Competing Against Luck touches on a few examples in education that follow the same pattern. For example, Southern New Hampshire University (SNHU) President Paul LeBlanc features heavily into the book’s discussion of a leader willing to rethink higher education admissions and learning experiences beyond the “average” 18-year-old customer that his university had traditionally targeted. Instead, LeBlanc architected online-learning experiences designed to optimize for demand among nontraditional students facing a variety of circumstances: working adults, students far beyond the boarders of New Hampshire, and late-stage career changers. By understanding the range of jobs that adults in particular circumstances might be trying to get done, SNHU incorporated new designs into its burgeoning online program: reconfiguring wait times for financial aid advice, implementing high-touch guidance models, and launching advertising campaigns that catered to adults who were considering going back to school to better themselves or make a better life for their loved ones.

At the Institute, we believe that jobs-to-be-done theory will prove a crucial tool to getting innovation right on behalf of students.

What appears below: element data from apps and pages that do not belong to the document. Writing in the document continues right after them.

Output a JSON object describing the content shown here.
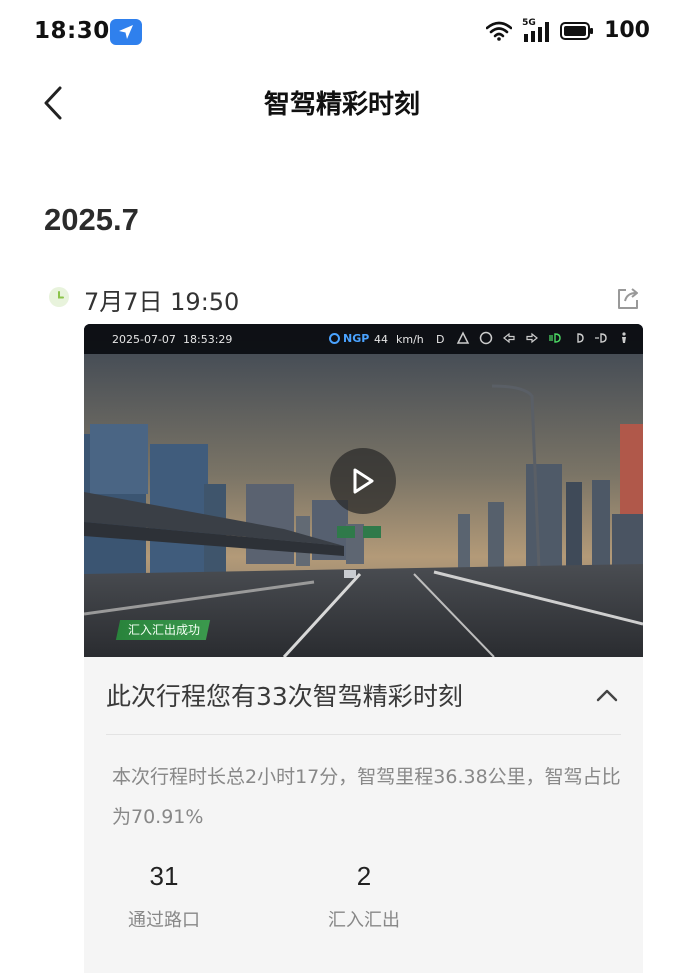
{
  "status_bar": {
    "time": "18:30",
    "icons": [
      "navigation-icon",
      "wifi-icon",
      "signal-5g-icon",
      "battery-icon"
    ],
    "network_label": "5G",
    "battery": "100"
  },
  "header": {
    "title": "智驾精彩时刻",
    "back_icon": "chevron-left-icon"
  },
  "month": "2025.7",
  "entry": {
    "timestamp": "7月7日 19:50",
    "share_icon": "share-icon",
    "video": {
      "hud_date": "2025-07-07",
      "hud_time": "18:53:29",
      "hud_mode": "NGP",
      "hud_speed": "44",
      "hud_unit": "km/h",
      "hud_gear": "D",
      "tag": "汇入汇出成功",
      "play_icon": "play-icon"
    },
    "summary": {
      "title": "此次行程您有33次智驾精彩时刻",
      "collapse_icon": "chevron-up-icon",
      "description": "本次行程时长总2小时17分，智驾里程36.38公里，智驾占比为70.91%",
      "stats": [
        {
          "value": "31",
          "label": "通过路口"
        },
        {
          "value": "2",
          "label": "汇入汇出"
        }
      ]
    }
  },
  "colors": {
    "accent_blue": "#2f80ed",
    "clock_green": "#8bc34a",
    "panel_bg": "#f5f5f5",
    "tag_green": "#3aa14f"
  }
}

We’ve spent the better half of the past year conducting in-depth research on why students “hire” college (the results of our surveys will be published next year). And over the years, we’ve also made our best guesses at some of K–12 students’ key jobs, particularly drawing on research on what motivates younger students. We’ve noted that many of those jobs—such as “make me feel successful” and “let me have fun with friends”—figure only marginally into traditional school design. It’s hardly surprising, then, that students don’t actually appear to be “hiring” school at the rates we’d hope; survey after survey show that student engagement is low and drops off precipitously in high school. If we truly want students to buy into new learning models, then we will have to optimize for the things students themselves are trying to get done. Such models will have to compete with all of the other things students are willing to hire in their lives, like the latest social networking sites, tantalizing gossip, or mobile games that can make them feel equally, if not more, successful and social than school manages to.

As Competing Against Luck’s title suggests, jobs to be done is a theory of competition. Like disruptive innovation theory, it helps us to analyze whom or what is likely to win out and why. That competitive framing can feel crude when we think about a public good like education. But the power of jobs to be done is that it can help reformers, school leaders, and education entrepreneurs alike bridge the frequently gaping chasm between need and demand in education.

Over the years, reformers have tirelessly tried to innovate to tackle chronic deficits (not just in learning experiences, but also in paltry data collection tools, teacher shortages, and limited community engagement, to name a few) with sleek, well-designed solutions. But failures to make progress against these “needs”—from the demise of promising personalized learning platforms like inBloom, to countless failed efforts to shift instructional practice, to lackluster results in parent engagement—can teach us a lesson: efforts to “fill” perceived gaps in the education ecosystem do not always result in solutions that end users—be those teachers, students, or their parents—are willing to hire.

Squaring the difference between systemic needs and stakeholder demand may be a hard but important pill for champions of education innovation to swallow. To that end, I hope—and expect—that budding entrepreneurs in education will pick up the book to think about their customers differently. But I’m also holding out hope that leaders, reformers, and advocates without any profit motives whatsoever, but who are deeply invested in changing the education system, can likewise take a page from Competing Against Luck. It offers a critical chance to consider the actual motivations of the entire constellation of actors in the education system in a new light; and in particular, what compels—or doesn’t compel—our students to buy what we’re selling.